━━━━━ EXTRACTED INFORMATION ━━━━━

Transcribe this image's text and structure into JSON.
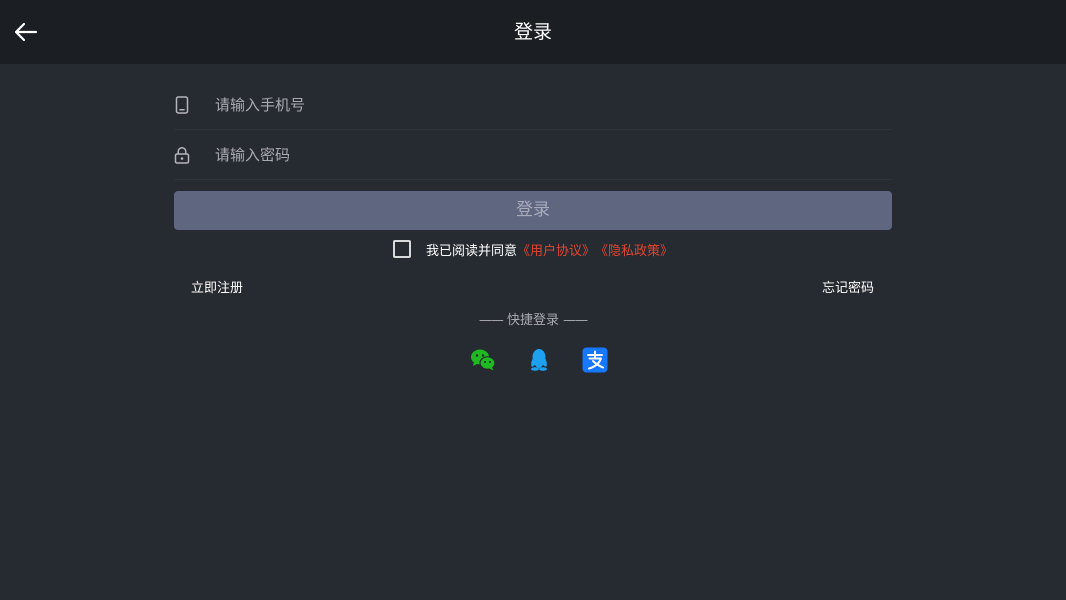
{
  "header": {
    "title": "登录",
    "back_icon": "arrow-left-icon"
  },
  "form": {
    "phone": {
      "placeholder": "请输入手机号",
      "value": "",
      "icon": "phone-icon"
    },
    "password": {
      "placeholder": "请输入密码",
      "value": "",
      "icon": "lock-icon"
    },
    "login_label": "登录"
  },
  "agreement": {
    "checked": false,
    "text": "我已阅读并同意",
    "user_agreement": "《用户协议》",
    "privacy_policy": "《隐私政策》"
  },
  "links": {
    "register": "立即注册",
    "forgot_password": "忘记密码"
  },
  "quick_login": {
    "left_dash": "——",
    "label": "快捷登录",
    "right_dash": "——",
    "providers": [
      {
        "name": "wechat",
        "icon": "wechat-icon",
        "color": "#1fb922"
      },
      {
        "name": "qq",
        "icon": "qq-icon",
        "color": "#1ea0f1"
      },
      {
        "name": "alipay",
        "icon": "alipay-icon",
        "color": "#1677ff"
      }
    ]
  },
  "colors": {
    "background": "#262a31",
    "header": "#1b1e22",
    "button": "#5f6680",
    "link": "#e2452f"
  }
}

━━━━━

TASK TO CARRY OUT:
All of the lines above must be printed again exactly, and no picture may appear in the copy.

SOLVED EXERCISE:
Transcribe this image's text and structure into JSON.
{
  "header": {
    "title": "登录",
    "back_icon": "arrow-left-icon"
  },
  "form": {
    "phone": {
      "placeholder": "请输入手机号",
      "value": "",
      "icon": "phone-icon"
    },
    "password": {
      "placeholder": "请输入密码",
      "value": "",
      "icon": "lock-icon"
    },
    "login_label": "登录"
  },
  "agreement": {
    "checked": false,
    "text": "我已阅读并同意",
    "user_agreement": "《用户协议》",
    "privacy_policy": "《隐私政策》"
  },
  "links": {
    "register": "立即注册",
    "forgot_password": "忘记密码"
  },
  "quick_login": {
    "left_dash": "——",
    "label": "快捷登录",
    "right_dash": "——",
    "providers": [
      {
        "name": "wechat",
        "icon": "wechat-icon",
        "color": "#1fb922"
      },
      {
        "name": "qq",
        "icon": "qq-icon",
        "color": "#1ea0f1"
      },
      {
        "name": "alipay",
        "icon": "alipay-icon",
        "color": "#1677ff"
      }
    ]
  },
  "colors": {
    "background": "#262a31",
    "header": "#1b1e22",
    "button": "#5f6680",
    "link": "#e2452f"
  }
}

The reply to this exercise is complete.